London-based singer-songwriter Rina Sawayama is one of the most iconic singers in England today, blessing the world with pansexual bops and analysis of how technology both connects and divides us, with songs about racial prejudice.
“So, my name is Rina Sawayama, and I found out one label exec jokingly called me Rina Wagamama,” she told the crowd on stage at Manchester’s Albert Hall, performing at one of a string of shows supporting Charli XCX, NME reported. “I was pursuing a deal with them, but you know, that’s gone,” she finished breezily. (https://www.nme.com/music-interviews/rina-sawayama-stfu-interview-2570843#Pj7sskhUiSPACuST.99)
Her new track, ‘STFU!’ was inspired by racial microaggressions she has had to deal with throughout her life. Sawayama, who lived in Japan until the age of five when her family decided to move to London, England, where she was raised and currently lives. She studied politics, psychology and sociology at the University of Cambridge and decided to pursue music and modelling. After graduating from the university with a degree in politics, she began her solo career with the single “Sleeping in Walking” in 2013.
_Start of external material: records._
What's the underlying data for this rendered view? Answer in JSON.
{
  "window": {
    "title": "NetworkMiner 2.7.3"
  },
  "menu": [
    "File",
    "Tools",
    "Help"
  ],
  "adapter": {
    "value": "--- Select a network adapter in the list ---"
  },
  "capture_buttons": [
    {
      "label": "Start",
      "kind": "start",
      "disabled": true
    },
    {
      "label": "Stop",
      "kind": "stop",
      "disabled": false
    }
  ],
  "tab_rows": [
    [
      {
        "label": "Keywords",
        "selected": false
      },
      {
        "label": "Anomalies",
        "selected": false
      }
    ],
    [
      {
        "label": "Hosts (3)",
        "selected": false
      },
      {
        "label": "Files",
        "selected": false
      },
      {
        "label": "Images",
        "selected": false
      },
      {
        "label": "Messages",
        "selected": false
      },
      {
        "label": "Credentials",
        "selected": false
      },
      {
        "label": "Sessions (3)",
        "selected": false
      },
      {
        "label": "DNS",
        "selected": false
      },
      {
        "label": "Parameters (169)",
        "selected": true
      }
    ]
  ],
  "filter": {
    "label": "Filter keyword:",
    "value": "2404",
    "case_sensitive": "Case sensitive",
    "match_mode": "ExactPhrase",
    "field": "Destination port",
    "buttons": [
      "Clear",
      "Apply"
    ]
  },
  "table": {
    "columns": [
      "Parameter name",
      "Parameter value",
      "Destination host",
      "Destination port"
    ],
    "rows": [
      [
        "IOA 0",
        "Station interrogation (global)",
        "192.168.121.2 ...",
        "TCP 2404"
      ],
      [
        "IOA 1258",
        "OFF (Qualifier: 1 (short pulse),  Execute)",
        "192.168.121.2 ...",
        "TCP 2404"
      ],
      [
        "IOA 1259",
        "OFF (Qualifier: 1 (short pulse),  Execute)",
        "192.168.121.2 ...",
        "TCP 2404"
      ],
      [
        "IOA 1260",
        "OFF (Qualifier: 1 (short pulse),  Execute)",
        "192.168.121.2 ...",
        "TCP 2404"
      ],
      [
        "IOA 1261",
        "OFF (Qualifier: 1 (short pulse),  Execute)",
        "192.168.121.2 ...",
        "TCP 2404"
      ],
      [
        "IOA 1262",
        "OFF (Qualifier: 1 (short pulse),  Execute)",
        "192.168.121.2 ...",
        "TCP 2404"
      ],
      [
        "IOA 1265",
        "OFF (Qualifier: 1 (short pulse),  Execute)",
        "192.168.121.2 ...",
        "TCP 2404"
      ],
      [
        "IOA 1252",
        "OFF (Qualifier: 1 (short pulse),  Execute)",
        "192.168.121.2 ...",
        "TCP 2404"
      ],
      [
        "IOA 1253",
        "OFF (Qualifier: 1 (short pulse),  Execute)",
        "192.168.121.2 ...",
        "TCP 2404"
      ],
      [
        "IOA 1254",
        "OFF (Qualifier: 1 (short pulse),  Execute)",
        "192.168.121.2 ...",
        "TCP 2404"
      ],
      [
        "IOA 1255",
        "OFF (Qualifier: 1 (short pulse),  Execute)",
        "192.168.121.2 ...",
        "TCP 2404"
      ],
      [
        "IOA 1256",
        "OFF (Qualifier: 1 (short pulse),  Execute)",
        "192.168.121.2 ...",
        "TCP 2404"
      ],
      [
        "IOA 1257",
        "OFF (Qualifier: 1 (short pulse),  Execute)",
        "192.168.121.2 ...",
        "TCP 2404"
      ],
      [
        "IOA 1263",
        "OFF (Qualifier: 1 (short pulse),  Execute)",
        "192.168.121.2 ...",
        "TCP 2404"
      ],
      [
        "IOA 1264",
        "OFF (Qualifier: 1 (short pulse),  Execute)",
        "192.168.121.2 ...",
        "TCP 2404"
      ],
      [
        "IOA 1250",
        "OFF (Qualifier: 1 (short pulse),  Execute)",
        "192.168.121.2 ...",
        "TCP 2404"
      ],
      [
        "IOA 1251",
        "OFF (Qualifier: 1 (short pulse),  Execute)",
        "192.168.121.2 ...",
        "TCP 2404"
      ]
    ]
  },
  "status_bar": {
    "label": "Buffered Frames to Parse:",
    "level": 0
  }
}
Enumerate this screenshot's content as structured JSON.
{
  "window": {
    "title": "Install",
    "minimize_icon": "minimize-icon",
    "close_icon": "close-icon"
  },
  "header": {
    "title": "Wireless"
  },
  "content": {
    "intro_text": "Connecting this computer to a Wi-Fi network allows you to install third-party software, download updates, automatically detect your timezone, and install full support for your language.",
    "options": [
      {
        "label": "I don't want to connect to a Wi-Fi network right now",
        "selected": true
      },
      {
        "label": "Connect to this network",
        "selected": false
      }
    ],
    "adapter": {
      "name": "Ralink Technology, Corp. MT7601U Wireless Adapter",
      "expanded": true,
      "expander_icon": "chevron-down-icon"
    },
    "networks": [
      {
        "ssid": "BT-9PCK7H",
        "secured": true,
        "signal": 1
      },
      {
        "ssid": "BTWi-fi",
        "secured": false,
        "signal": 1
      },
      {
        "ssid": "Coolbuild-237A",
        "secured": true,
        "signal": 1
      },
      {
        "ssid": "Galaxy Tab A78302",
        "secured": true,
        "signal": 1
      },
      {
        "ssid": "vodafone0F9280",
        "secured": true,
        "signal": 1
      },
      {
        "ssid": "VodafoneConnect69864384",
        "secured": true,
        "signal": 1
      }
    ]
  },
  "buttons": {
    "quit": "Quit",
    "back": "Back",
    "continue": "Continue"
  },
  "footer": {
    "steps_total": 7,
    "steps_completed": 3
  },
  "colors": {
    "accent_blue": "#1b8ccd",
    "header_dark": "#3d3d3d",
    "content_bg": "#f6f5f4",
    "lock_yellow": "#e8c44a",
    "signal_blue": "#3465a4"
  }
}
In 2016, she released the single “Where U Are”, with an accompanying music video co-directed by Alessandra Kurr. The single explored human interaction with digital media, with Sawayama explaining: “Online you can present your best edited self [and] your overheating phone substitutes human warmth. Weirdest of all—you’re together, but also very alone”
In her latest tune, she’s giving a massive fuck you to everyone that’s who’s made a racist remarks to her—and she’s speaking out that we can’t normalize these. Sawayama described the song’s inception in a press release:
“‘STFU!’ is a song about releasing the RAGE against microaggressions. As a Japanese girl growing up in the West I dealt with an array of aggressors ranging from: sexual stereotypes, comparisons with Lucy Liu and Cho Chang, to having to be the unofficial PR person and tourist board to Tokyo (a city of Western fascination that I left when I was 4), to people shouting Asian greetings down the street (nihao! Konnichiwa!), and finally to people doing “slit eyes”. The way I’ve dealt with these microaggressions in recent years has been through comedy – my Asian friends and I have bonded over our shared experiences, laughing at how truly ridiculous these microaggressions are. Through humor we heal and can move on. This is the spirit of ‘STFU!’ It was truly a therapeutic experience to condense all the things that people have said to me over the years into a situation that highlights how ridiculous these comments are when said all in one go in a context (like a first date) of flattery.”
Rina Sawayama’s debut album doesn’t have a release date yet, but she’s just announced her signing to Dirty Hit.